</span>
<span catch.from-view="err">
Cannot get an advice, error: ${err}
<button click.trigger="i = i+1">try again</button>
</span>
</div>
export class MyApp {
fetchAdvice() {
return fetch("https://api.adviceslip.com/advice")
.then(r => r.ok ? r.json() : (() => { throw new Error('Unable to fetch NASA APOD data') }))
}
}
The parameter i passed to the method fetchAdvice() call in the template is for refreshing binding purposes. It is not used in the method itself. This is because method calls in Aurelia are considered pure, and will only be called again if any of its parameters have changed.

Promise bind scope

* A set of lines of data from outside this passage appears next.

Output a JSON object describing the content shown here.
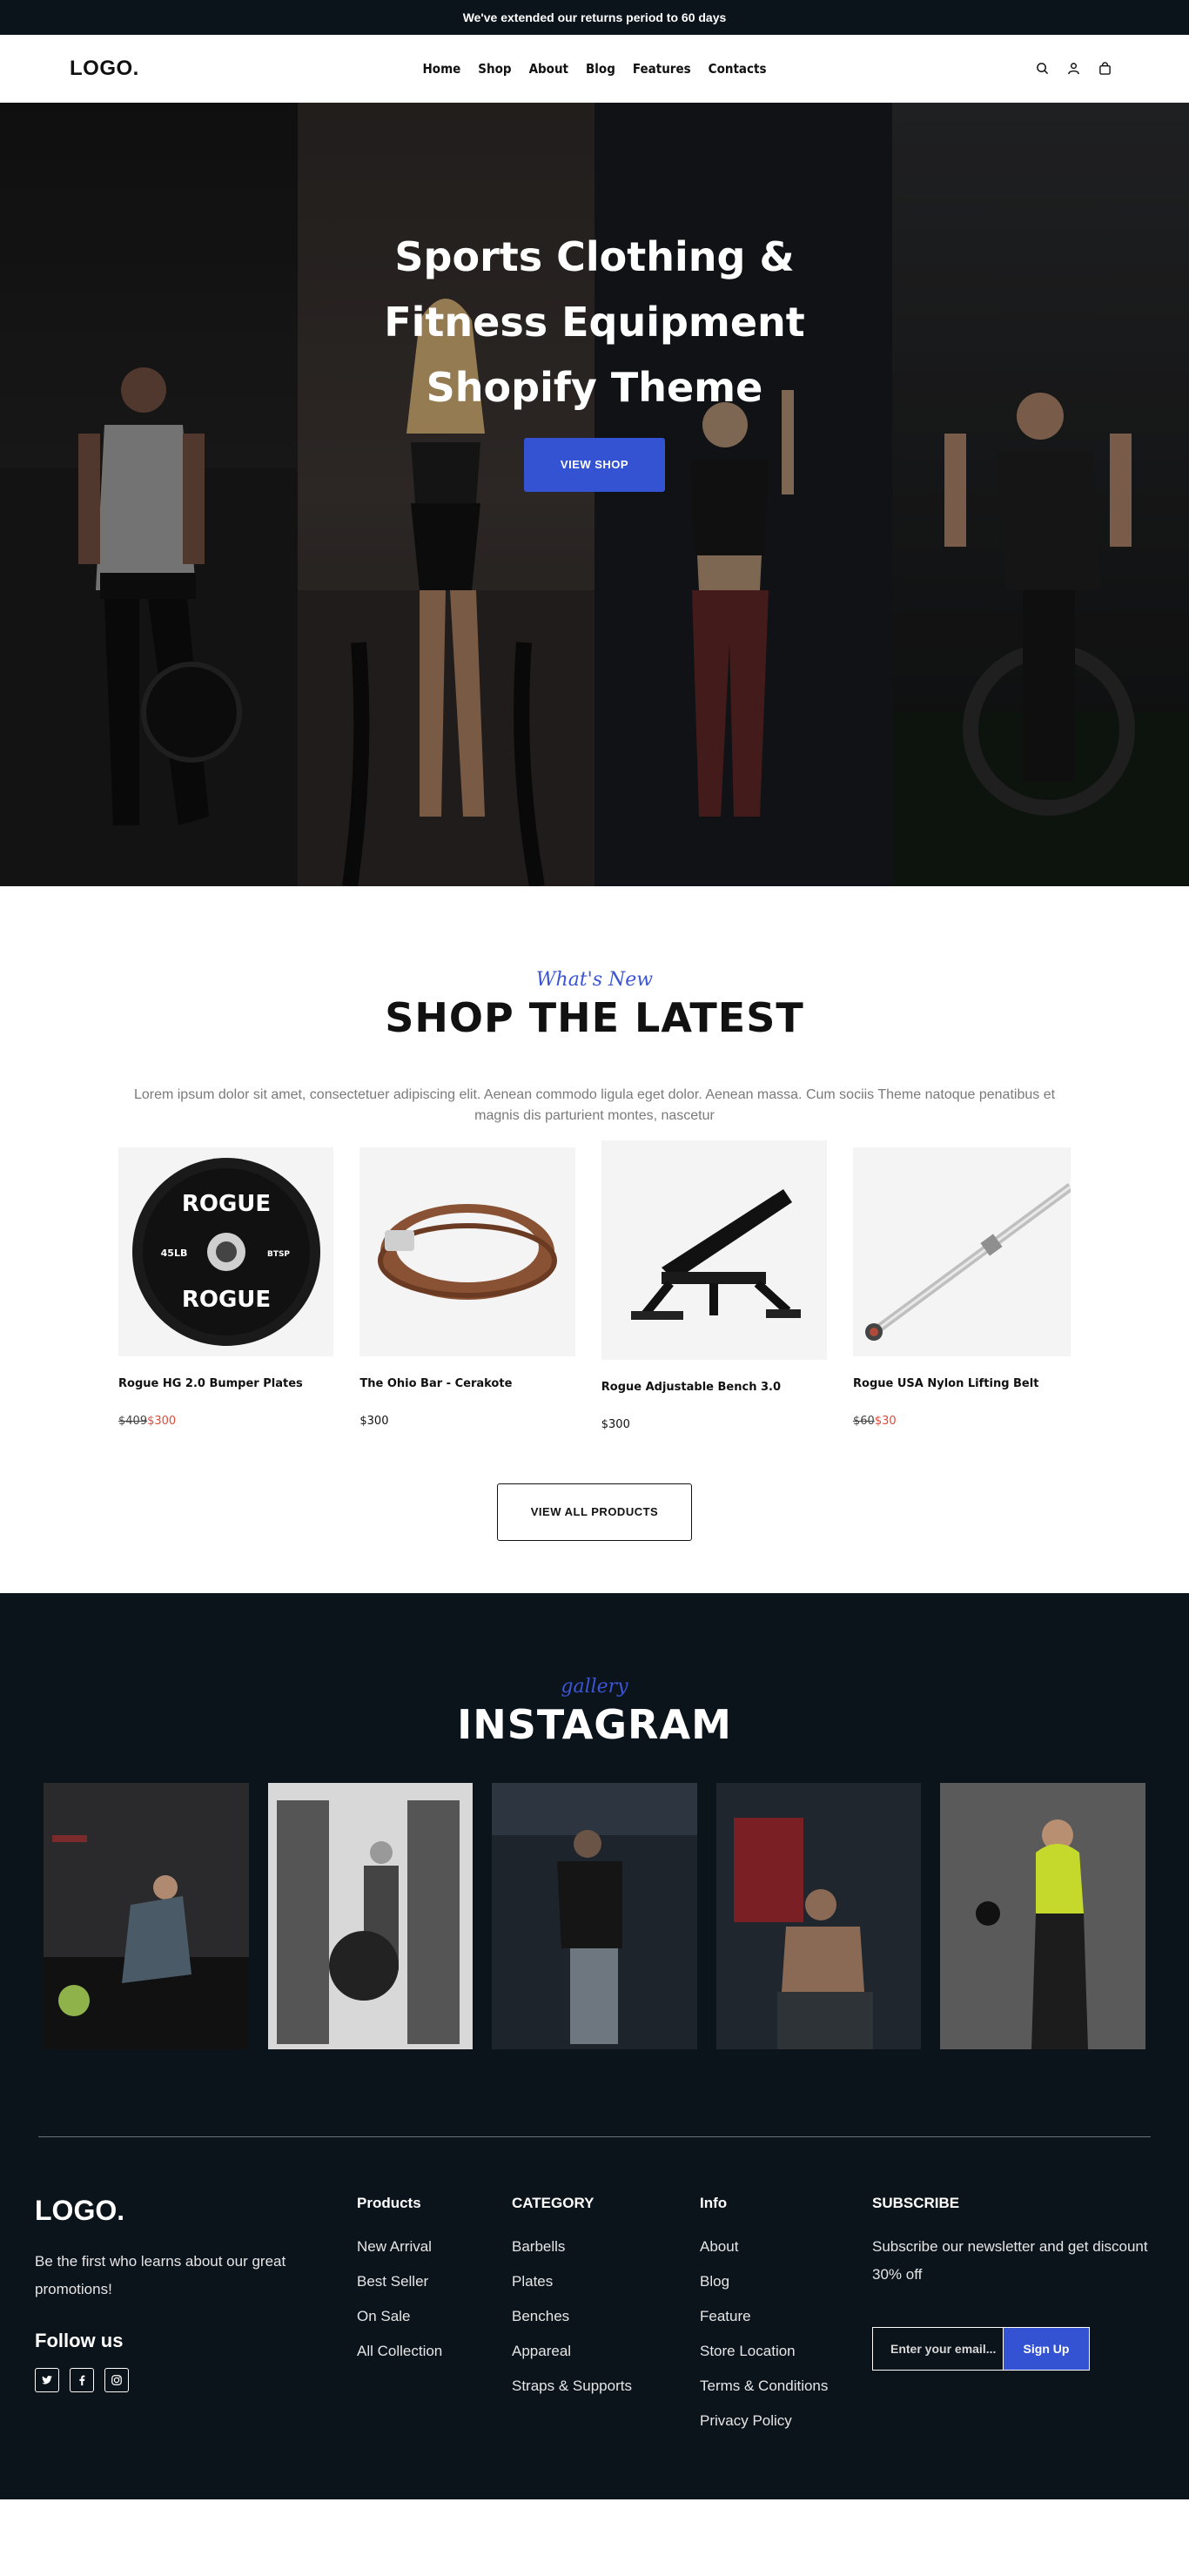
{
  "announcement": "We've extended our returns period to 60 days",
  "header": {
    "logo": "LOGO.",
    "nav": [
      "Home",
      "Shop",
      "About",
      "Blog",
      "Features",
      "Contacts"
    ],
    "icons": [
      "search-icon",
      "user-icon",
      "cart-icon"
    ]
  },
  "hero": {
    "title": "Sports Clothing &\nFitness Equipment\nShopify Theme",
    "button": "VIEW SHOP"
  },
  "latest": {
    "script": "What's New",
    "title": "SHOP THE LATEST",
    "description": "Lorem ipsum dolor sit amet, consectetuer adipiscing elit. Aenean commodo ligula eget dolor. Aenean massa. Cum sociis Theme natoque penatibus et magnis dis parturient montes, nascetur",
    "products": [
      {
        "name": "Rogue HG 2.0 Bumper Plates",
        "old_price": "$409",
        "price": "$300"
      },
      {
        "name": "The Ohio Bar - Cerakote",
        "old_price": "",
        "price": "$300"
      },
      {
        "name": "Rogue Adjustable Bench 3.0",
        "old_price": "",
        "price": "$300"
      },
      {
        "name": "Rogue USA Nylon Lifting Belt",
        "old_price": "$60",
        "price": "$30"
      }
    ],
    "plate_text": {
      "brand": "ROGUE",
      "left": "45LB",
      "right": "BTSP"
    },
    "view_all": "VIEW ALL PRODUCTS"
  },
  "instagram": {
    "script": "gallery",
    "title": "INSTAGRAM"
  },
  "footer": {
    "logo": "LOGO.",
    "tagline": "Be the first who learns about our great promotions!",
    "follow": "Follow us",
    "socials": [
      "twitter-icon",
      "facebook-icon",
      "instagram-icon"
    ],
    "products_title": "Products",
    "products": [
      "New Arrival",
      "Best Seller",
      "On Sale",
      "All Collection"
    ],
    "category_title": "CATEGORY",
    "category": [
      "Barbells",
      "Plates",
      "Benches",
      "Appareal",
      "Straps & Supports"
    ],
    "info_title": "Info",
    "info": [
      "About",
      "Blog",
      "Feature",
      "Store Location",
      "Terms & Conditions",
      "Privacy Policy"
    ],
    "subscribe_title": "SUBSCRIBE",
    "subscribe_text": "Subscribe our newsletter and get discount 30% off",
    "email_placeholder": "Enter your email...",
    "signup": "Sign Up"
  },
  "colors": {
    "accent": "#3353d3",
    "dark": "#0b131b",
    "sale": "#e04a3a"
  }
}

The promise template controller creates its own scope. This prevents accidentally polluting the parent scope or the view model where this template controller is used. Let's see an example to understand what it means.
<div promise.bind="promise">
<foo-bar then.from-view="data" foo-data.bind="data"></foo-bar>
<fizz-buzz catch.from-view="err" fizz-err.bind="err"></fizz-buzz>
</div>
In the example above, we are storing the resolved value from the promise in the data property, and then passing the value to the foo-bar custom element by binding the foo-data property.
This is useful when we need the data only in view for passing from one component to another custom element, as it does not pollute the underlying view model. Note that this does not make any difference regarding data binding or change observation. However, when we do need to access the settled data inside the view model, we can use the $parent.data or $parent.err as shown in the example below.

Nested promise bindings

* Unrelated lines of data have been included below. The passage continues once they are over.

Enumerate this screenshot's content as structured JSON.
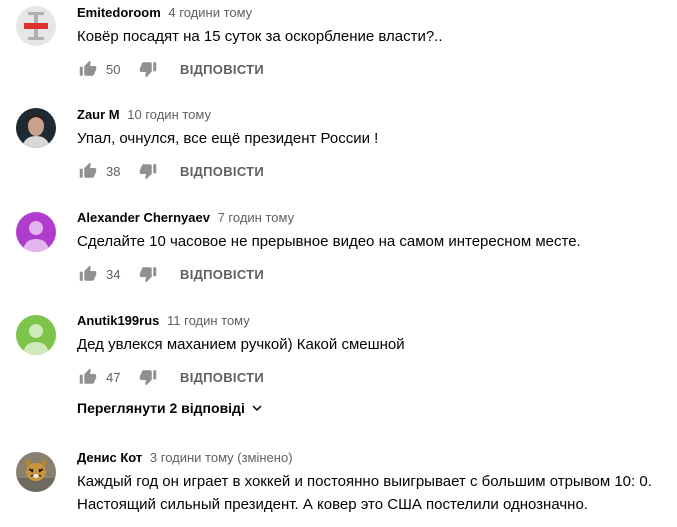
{
  "comments": [
    {
      "author": "Emitedoroom",
      "time": "4 години тому",
      "text": "Ковёр посадят на 15 суток за оскорбление власти?..",
      "likes": "50",
      "reply_label": "ВІДПОВІСТИ",
      "avatar_icon": "logo-avatar",
      "avatar_color": "#d9d9d9"
    },
    {
      "author": "Zaur M",
      "time": "10 годин тому",
      "text": "Упал, очнулся, все ещё президент России !",
      "likes": "38",
      "reply_label": "ВІДПОВІСТИ",
      "avatar_icon": "photo-avatar",
      "avatar_color": "#1d2a33"
    },
    {
      "author": "Alexander Chernyaev",
      "time": "7 годин тому",
      "text": "Сделайте 10 часовое не прерывное видео на самом интересном месте.",
      "likes": "34",
      "reply_label": "ВІДПОВІСТИ",
      "avatar_icon": "default-user-avatar",
      "avatar_color": "#b03ccd"
    },
    {
      "author": "Anutik199rus",
      "time": "11 годин тому",
      "text": "Дед увлекся маханием ручкой) Какой смешной",
      "likes": "47",
      "reply_label": "ВІДПОВІСТИ",
      "avatar_icon": "default-user-avatar",
      "avatar_color": "#7cc44a"
    },
    {
      "author": "Денис Кот",
      "time": "3 години тому (змінено)",
      "text": "Каждый год он играет в хоккей и постоянно выигрывает с большим отрывом 10: 0. Настоящий сильный президент. А ковер это США постелили однозначно.",
      "avatar_icon": "tiger-photo-avatar",
      "avatar_color": "#8a8070"
    }
  ],
  "view_replies_label": "Переглянути 2 відповіді",
  "colors": {
    "text": "#030303",
    "secondary": "#606060"
  }
}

If you have a promise inside of a promise (promise-ception), you can nest promise controllers in your markup.
<template promise.bind="fetchPromise">
<template pending>Fetching...</template>
<template then.from-view="response" promise.bind="response.json()">
<template then.from-view="data">${data}</template>
<template catch>Deserialization error</template>
</template>
<template catch.from-view="err2">Cannot fetch</template>
</template>

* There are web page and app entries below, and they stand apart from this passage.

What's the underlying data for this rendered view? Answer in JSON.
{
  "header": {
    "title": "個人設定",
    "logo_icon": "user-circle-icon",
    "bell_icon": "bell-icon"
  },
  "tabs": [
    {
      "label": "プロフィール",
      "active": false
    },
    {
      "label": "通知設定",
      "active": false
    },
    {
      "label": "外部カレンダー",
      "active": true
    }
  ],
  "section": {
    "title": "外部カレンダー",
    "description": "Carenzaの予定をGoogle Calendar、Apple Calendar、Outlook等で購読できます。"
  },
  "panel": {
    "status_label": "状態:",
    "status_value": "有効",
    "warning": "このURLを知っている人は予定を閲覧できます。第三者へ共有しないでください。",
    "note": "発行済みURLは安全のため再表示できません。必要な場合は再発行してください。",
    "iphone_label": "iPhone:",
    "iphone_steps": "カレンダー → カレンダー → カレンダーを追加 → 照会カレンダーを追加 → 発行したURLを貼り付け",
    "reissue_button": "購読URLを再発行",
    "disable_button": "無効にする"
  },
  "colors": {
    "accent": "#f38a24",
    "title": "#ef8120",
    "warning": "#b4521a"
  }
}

Using promise bindings inside of a repeat.for

Due to the way the scoping and binding context resolution works, you might want to use a let binding when using the promise inside repeat.for.
<let items.bind="[[42, true], ['foo-bar', false], ['forty-two', true], ['fizz-bazz', false]]"></let>
<template repeat.for="item of items">
<template promise.bind="item[0] | promisify:item[1]">
<let data.bind="null" err.bind="null"></let>
<span then.from-view="data">${data}</span>
<span catch.from-view="err">${err.message}</span>
</template>
</template>
import { valueConverter } from '@aurelia/runtime-html';
@valueConverter('promisify')
class Promisify {
public toView(value: unknown, resolve: boolean = true): Promise<unknown> {
return resolve
? Promise.resolve(value)
: Promise.reject(new Error(String(value)));
}
}
The above example shows usage involving repeat.for chained with a promisify value converter. The value converter converts a simple value to a resolving or rejecting promise depending on the second boolean value. The value converter in itself is not that important for this discussion. It is used to construct a repeat.for, promise combination easily.
The important thing to note here is the usage of let binding that forces the creation of two properties, namely data and err, in the overriding context, which gets higher precedence while binding.
Without these properties in the overriding context, the properties get created in the binding context, which eventually gets overwritten with the second iteration of the repeat. In short, with let binding in place, the output looks as follows.
<span>42</span>
<span>foo-bar</span>
<span>forty-two</span>
<span>fizz-bazz</span>